**WHAT TO PRODUCE**: Your answer must consist of every line from the data below that includes the word "username".

***** EXERCISE INPUTS *****

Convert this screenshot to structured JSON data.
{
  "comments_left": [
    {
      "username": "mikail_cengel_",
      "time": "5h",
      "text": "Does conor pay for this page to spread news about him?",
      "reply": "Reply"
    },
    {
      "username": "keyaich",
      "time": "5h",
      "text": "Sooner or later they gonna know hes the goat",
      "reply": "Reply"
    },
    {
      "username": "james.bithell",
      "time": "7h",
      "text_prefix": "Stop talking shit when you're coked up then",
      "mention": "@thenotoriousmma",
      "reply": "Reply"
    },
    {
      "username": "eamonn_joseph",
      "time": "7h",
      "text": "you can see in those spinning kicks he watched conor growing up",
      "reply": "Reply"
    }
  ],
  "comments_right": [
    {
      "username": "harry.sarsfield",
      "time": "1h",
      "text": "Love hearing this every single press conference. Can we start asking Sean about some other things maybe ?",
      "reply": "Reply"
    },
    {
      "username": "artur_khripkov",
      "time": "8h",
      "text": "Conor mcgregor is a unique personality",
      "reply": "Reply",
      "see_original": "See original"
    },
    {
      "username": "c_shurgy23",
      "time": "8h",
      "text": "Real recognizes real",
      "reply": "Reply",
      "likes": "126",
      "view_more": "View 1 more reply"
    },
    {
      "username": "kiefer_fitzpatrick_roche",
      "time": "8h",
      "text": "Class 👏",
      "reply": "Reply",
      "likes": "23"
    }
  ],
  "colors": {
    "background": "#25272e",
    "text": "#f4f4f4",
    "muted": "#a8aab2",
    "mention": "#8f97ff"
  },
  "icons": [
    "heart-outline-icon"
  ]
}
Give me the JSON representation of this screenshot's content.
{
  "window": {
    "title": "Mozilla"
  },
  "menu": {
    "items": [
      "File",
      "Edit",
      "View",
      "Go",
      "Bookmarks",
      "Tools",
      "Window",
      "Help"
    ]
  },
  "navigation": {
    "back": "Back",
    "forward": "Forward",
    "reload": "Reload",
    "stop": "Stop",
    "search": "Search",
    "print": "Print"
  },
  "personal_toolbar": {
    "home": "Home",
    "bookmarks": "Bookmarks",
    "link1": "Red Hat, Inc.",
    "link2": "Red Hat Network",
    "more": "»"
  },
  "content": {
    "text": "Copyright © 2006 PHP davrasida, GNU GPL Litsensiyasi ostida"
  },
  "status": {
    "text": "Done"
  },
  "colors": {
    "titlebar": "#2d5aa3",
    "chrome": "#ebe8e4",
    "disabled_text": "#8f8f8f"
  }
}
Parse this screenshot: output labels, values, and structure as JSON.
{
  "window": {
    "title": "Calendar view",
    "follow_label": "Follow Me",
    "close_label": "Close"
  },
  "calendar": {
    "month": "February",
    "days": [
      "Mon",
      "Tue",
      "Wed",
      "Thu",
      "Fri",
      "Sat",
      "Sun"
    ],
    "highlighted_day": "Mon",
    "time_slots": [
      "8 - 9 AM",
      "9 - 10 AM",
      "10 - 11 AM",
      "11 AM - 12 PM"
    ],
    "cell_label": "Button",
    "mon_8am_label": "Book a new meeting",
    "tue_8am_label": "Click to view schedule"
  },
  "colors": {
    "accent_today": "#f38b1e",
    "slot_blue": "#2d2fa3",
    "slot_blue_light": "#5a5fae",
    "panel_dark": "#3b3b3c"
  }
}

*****

**COMPLETED EXERCISE**:
      "username": "mikail_cengel_",
      "username": "keyaich",
      "username": "james.bithell",
      "username": "eamonn_joseph",
      "username": "harry.sarsfield",
      "username": "artur_khripkov",
      "username": "c_shurgy23",
      "username": "kiefer_fitzpatrick_roche",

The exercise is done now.